Authors: Morris, LL, Whitmer, A, McIntosh, E.

Journal: Critical Care Nurse (in press)

Abstract: Tracheotomy has become a common procedure in the ICU and nurses need to provide proper care in order to prevent complications. One of the most important considerations for any tracheostomy patient is effective mobilization of secretions, and this consists of adequate hydration, vigorous physical activity, and removal of secretions. The suction catheter is your most important tool. Each bedside should be equipped with a functional suction system, oxygen source, and manual resuscitation bag, as well as a complete tracheostomy kit, which should accompany patients wherever they go in the hospital. Cuff pressure should be between 20-25 cm H2O, and cuffs should be deflated as soon as possible. Tracheomalacia is a common complication of tracheostomies and can be prevented by proper attention to cuff pressure and minimizing traction against the tube. Tracheostomy emergencies generally include hemorrhage, obstruction, or dislodgement/decannulation and a plan is presented for management of emergencies.

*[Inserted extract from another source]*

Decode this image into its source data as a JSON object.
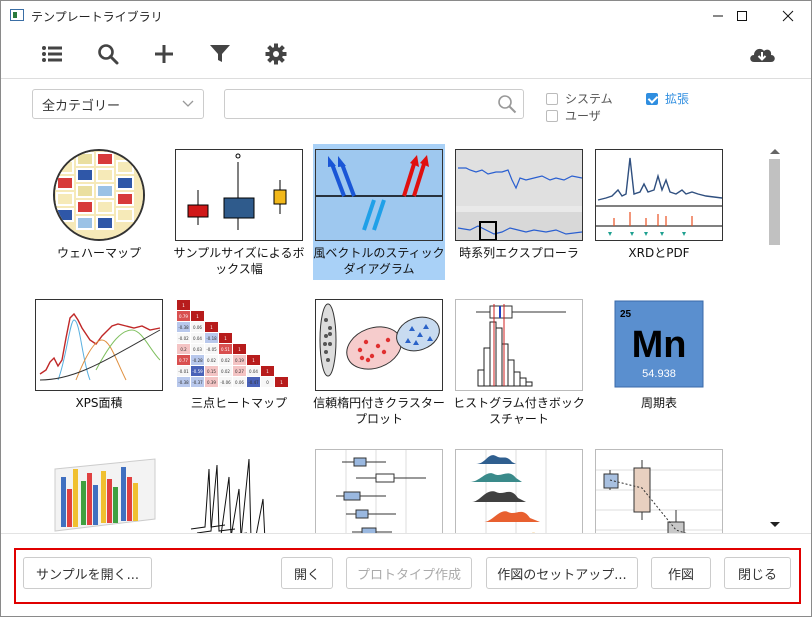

Contact: Linda L. Morris:

Title: The importance of tracheostomy progression in the ICU

Authors: Morris, LL, McIntosh, E, Whitmer, A

Journal: Critical Care Nurse (in press)

Abstract: Unless a tracheostomy has been placed for irreversible conditions, there should be a plan to progress a patient toward decannulation. In most cases, tracheostomy progression can begin once a patient is free from ventilator dependence. Progression often begins with cuff deflation, which frequently results in the patient’s ability to phonate. This paper provides a systematic approach to tracheostomy progression and discusses how the critical care nurse can facilitate the process.

Contact: Linda L. Morris: